In a classic mystery, there is a small circle of suspects. In ‘Hedgeburners’ the characters all live in one small suburb so there are past connections. The basic point of the mystery is the use of logic; the reader must want to match wits with the detectives. My youngsters can’t just stumble on the villain – they have to be seen to detect and the novel’s structure has to permit this. Which brings me to the most important rule of writing crime; the criminal has to be seen or mentioned in the first three chapters. The detective can be fooled by false clues, the plot can go back and forth, but that rule can’t be changed. To effectively work on my plot I needed to sort out two important elements: who made convincing suspects and the final ‘whodunnit’, which hopefully holds some element of surprise. All the clues must appear in the right place and I can’t afford to forget any clue or red herring or ‘have the butler do it’. Total honesty is imperative. I don’t mind admitting that this book took lots of rewrites.
There’s a lot of thinking and running around in a whodunnit, sometimes in the detective’s head, sometimes in dialogue, sometimes as action, and it’s hard to keep that interesting, so I did this by splitting up the information, inserting lots of red herrings to lead the reader astray, providing one vital piece of information early on and holding the rest until later.
When it comes to style and pacing, things should seem to take almost as much time as they seem to take in real life. However, there’s the impetus to keep the writing interesting, far more important than when writing for adults as youngsters are quick to put down a book that seems to drag. This is where subplots are useful. In Hedgeburners, Zach is in a constant quandary: he has to look after his large aviary, and hand in homework so that his father’s threat to sell his birds if his next report isn’t better won’t happen. In this he is opposed by Anna who is only interested in finding the criminal and bringing him to justice. In any confrontation between protagonist and villain, the good guy should seem to be winning, then the bad guy should gain the upper hand, much the same way it’s done in the movies. Zach and Anna find themselves in constant conflict with their suspects and often narrowly escape being badly hurt.
Finally, one of the important elements in compelling writing is the use of contrast. In any action scene I placed lots of short sentences and avoided long descriptions. I tried to keep the writing short, snappy and above all, funny.
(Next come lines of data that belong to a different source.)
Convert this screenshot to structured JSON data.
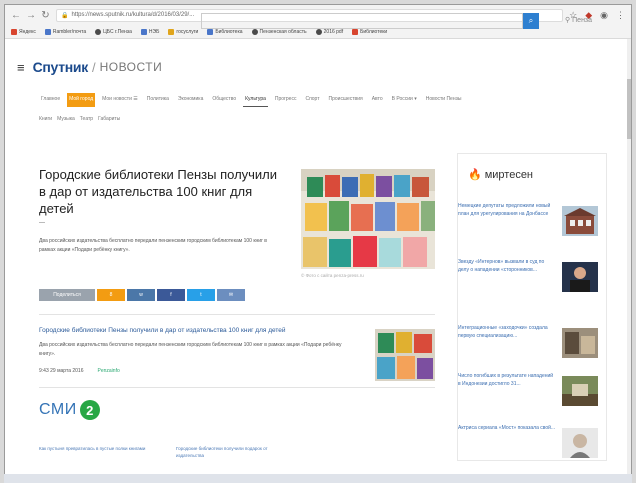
{
  "browser": {
    "url": "https://news.sputnik.ru/kultura/d/2016/03/29/...",
    "bookmarks": [
      "Яндекс",
      "Rambler/почта",
      "ЦБС г.Пенза",
      "НЭБ",
      "госуслуги",
      "Библиотека",
      "Пензенская область",
      "2016 pdf",
      "Библиотеки"
    ]
  },
  "header": {
    "logo": "Спутник",
    "logo_sep": "/",
    "logo_sub": "НОВОСТИ",
    "city": "Пенза"
  },
  "rubrics": [
    {
      "label": "Главное",
      "state": ""
    },
    {
      "label": "Мой город",
      "state": "active"
    },
    {
      "label": "Мои новости ☰",
      "state": ""
    },
    {
      "label": "Политика",
      "state": ""
    },
    {
      "label": "Экономика",
      "state": ""
    },
    {
      "label": "Общество",
      "state": ""
    },
    {
      "label": "Культура",
      "state": "current"
    },
    {
      "label": "Прогресс",
      "state": ""
    },
    {
      "label": "Спорт",
      "state": ""
    },
    {
      "label": "Происшествия",
      "state": ""
    },
    {
      "label": "Авто",
      "state": ""
    },
    {
      "label": "В России ▾",
      "state": ""
    },
    {
      "label": "Новости Пензы",
      "state": ""
    }
  ],
  "tags": [
    "Книги",
    "Музыка",
    "Театр",
    "Габариты"
  ],
  "article": {
    "title": "Городские библиотеки Пензы получили в дар от издательства 100 книг для детей",
    "lead": "Два российских издательства бесплатно передали пензенским городским библиотекам 100 книг в рамках акции «Подари ребёнку книгу».",
    "photo_caption": "© Фото с сайта penza-press.ru",
    "share_label": "Поделиться",
    "share_ok": "8",
    "share_vk": "w",
    "share_fb": "f",
    "share_tw": "t",
    "share_mail": "✉"
  },
  "related": {
    "title": "Городские библиотеки Пензы получили в дар от издательства 100 книг для детей",
    "text": "Два российских издательства бесплатно передали пензенским городским библиотекам 100 книг в рамках акции «Подари ребёнку книгу».",
    "date": "9:43 29 марта 2016",
    "source": "Penzainfo"
  },
  "smi": {
    "text": "СМИ",
    "num": "2",
    "links": [
      "Как пустыня превратилась в пустые полки книгами",
      "Городские библиотеки получили подарок от издательства"
    ]
  },
  "sidebar": {
    "title": "миртесен",
    "items": [
      "Немецкие депутаты предложили новый план для урегулирования на Донбассе",
      "Звезду «Интернов» вызвали в суд по делу о нападении «сторонников...",
      "Интеграционные «заходочки» создала первую специализацию...",
      "Число погибших в результате нападений в Индонезии достигло 31...",
      "Актриса сериала «Мост» показала свой..."
    ]
  }
}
Again with the memory of Enid Blyton’s Famous Five at the back of my mind, I persuaded the publisher to insert illustrations and in my humble opinion, Marjory Gardner has done a fabulous job; so much so that the character Mark’s illustration (whom I wickedly based on a friend who loves telling jokes) looks so much like him I don’t dare show him the book.
Further details on Goldie Alexander and her writing are available at www.goldiealexander.com.
The Australian Literature Review